== Segment start ==

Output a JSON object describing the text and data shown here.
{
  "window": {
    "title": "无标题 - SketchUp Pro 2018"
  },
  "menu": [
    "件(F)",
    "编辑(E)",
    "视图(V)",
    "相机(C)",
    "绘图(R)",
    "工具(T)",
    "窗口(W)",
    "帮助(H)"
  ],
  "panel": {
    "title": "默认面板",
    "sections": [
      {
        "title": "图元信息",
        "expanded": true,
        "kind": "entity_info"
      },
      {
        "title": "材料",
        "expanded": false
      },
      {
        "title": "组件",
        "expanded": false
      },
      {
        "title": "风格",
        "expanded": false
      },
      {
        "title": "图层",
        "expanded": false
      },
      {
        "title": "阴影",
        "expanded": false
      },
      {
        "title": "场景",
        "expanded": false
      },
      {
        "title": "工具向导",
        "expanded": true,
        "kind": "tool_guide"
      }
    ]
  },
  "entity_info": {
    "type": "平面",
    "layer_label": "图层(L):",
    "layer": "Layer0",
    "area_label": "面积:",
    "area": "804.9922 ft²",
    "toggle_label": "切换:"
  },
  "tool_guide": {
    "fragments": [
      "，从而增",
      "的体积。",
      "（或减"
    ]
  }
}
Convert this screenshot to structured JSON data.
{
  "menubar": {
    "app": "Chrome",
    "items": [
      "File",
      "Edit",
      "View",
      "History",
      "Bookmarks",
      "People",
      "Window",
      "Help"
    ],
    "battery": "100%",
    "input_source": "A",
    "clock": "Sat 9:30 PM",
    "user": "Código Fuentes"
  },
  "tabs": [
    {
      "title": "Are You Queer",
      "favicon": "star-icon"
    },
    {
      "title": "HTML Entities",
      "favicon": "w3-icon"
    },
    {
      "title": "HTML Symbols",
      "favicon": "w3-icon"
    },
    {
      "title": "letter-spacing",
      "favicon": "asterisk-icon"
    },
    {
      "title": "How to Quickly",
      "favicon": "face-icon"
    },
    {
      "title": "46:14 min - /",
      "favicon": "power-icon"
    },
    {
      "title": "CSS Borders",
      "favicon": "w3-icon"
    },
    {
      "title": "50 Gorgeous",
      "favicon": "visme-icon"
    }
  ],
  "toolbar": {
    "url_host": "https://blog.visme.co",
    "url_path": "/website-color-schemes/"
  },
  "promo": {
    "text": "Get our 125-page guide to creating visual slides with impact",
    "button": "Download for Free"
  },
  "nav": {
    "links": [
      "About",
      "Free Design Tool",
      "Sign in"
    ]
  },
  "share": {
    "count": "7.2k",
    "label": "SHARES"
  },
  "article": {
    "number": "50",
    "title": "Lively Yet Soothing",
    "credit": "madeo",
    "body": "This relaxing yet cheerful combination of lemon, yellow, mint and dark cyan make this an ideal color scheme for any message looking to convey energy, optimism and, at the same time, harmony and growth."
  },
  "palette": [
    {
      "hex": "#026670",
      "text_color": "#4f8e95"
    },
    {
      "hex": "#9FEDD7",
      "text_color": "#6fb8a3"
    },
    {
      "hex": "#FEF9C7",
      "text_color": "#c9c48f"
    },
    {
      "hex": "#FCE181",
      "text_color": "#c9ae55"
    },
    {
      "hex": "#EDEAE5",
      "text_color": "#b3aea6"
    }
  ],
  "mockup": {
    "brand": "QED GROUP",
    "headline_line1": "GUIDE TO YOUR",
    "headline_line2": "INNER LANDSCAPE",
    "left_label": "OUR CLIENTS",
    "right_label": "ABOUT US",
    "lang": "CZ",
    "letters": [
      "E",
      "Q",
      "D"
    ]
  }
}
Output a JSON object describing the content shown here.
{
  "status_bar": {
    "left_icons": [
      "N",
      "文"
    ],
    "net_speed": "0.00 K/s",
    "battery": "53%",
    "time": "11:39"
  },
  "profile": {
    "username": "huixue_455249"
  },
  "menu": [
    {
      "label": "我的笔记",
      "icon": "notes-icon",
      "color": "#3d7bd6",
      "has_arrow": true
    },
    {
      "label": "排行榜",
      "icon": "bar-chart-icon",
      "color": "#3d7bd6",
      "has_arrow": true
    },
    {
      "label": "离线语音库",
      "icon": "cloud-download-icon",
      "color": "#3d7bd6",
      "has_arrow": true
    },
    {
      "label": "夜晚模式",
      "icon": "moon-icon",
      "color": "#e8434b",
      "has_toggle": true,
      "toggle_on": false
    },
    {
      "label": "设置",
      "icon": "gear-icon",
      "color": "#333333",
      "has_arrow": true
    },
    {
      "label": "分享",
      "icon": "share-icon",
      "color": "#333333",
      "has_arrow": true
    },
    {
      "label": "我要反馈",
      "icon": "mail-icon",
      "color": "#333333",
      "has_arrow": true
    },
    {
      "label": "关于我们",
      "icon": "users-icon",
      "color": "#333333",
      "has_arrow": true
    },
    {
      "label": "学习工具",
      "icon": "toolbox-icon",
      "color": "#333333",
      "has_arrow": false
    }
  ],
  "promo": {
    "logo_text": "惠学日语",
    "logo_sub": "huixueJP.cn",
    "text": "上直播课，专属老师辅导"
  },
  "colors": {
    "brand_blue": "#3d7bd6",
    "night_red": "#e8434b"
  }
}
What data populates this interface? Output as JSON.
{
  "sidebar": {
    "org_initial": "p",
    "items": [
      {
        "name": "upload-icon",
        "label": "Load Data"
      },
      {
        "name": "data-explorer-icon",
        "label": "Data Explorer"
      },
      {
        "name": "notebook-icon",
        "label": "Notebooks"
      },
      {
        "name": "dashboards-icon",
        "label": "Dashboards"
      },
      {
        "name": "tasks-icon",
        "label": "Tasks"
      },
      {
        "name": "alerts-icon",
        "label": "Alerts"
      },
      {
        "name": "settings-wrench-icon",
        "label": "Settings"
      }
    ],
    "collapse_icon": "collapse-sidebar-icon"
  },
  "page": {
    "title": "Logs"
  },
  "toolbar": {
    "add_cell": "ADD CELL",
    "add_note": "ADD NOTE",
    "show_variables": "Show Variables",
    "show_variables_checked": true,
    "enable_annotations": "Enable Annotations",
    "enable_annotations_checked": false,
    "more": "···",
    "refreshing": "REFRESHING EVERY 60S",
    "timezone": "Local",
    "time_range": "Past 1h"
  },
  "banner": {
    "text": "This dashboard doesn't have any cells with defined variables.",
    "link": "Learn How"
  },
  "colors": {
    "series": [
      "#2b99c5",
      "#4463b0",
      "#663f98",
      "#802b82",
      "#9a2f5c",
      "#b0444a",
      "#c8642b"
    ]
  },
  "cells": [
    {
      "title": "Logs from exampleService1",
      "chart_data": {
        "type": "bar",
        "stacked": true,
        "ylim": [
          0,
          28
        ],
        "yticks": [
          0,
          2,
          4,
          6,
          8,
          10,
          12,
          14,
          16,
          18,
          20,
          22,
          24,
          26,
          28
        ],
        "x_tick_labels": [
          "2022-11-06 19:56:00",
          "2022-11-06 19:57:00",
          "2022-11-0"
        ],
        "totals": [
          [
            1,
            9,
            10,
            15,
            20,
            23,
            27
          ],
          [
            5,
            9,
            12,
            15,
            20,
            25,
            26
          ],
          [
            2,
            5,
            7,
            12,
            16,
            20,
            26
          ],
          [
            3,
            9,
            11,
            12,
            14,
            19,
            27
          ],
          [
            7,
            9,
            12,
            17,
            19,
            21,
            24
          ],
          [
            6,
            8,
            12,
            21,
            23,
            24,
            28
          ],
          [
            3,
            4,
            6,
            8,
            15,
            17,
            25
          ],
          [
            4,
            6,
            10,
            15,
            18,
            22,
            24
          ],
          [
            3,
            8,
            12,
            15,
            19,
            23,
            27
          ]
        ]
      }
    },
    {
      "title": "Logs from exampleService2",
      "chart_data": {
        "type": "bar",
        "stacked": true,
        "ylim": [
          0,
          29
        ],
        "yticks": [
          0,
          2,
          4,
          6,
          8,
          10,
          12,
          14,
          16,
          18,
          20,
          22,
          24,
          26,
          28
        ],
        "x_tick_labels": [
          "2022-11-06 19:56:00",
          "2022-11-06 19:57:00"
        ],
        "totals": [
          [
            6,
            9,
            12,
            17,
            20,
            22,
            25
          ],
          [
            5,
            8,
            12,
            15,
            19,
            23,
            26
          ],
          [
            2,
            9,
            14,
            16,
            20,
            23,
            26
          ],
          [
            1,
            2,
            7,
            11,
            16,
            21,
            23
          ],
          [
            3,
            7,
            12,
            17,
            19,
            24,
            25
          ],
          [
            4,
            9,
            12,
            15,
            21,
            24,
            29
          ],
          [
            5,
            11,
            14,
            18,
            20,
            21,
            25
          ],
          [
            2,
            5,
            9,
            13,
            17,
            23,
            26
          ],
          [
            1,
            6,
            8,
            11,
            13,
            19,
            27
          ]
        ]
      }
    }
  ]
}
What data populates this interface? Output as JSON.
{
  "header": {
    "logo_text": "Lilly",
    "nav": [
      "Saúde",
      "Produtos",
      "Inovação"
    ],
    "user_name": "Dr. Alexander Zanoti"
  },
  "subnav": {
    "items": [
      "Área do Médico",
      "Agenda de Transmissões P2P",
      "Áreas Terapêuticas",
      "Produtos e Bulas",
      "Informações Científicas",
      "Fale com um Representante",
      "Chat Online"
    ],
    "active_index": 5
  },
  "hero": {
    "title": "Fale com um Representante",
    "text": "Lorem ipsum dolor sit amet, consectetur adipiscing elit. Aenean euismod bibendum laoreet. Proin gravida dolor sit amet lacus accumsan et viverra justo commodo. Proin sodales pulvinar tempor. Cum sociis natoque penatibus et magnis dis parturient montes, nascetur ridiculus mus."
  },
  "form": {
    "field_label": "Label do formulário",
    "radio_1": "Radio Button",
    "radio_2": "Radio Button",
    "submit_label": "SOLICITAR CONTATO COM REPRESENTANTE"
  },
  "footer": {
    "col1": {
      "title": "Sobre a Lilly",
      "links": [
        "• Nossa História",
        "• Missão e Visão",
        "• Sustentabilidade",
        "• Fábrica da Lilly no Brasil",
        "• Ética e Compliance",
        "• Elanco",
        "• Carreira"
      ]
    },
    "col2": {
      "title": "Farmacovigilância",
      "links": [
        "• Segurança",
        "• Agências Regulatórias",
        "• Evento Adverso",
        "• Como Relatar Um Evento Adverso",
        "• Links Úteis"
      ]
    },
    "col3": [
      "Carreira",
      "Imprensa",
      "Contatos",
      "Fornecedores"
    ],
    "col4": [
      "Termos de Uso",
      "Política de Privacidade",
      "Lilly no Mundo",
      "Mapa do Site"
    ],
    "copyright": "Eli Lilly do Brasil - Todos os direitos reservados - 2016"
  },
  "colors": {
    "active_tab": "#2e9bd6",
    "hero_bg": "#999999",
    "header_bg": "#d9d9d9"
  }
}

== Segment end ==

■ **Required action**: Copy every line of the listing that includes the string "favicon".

■ **Task answer**:
      "favicon": "star-icon"
      "favicon": "w3-icon"
      "favicon": "w3-icon"
      "favicon": "asterisk-icon"
      "favicon": "face-icon"
      "favicon": "power-icon"
      "favicon": "w3-icon"
      "favicon": "visme-icon"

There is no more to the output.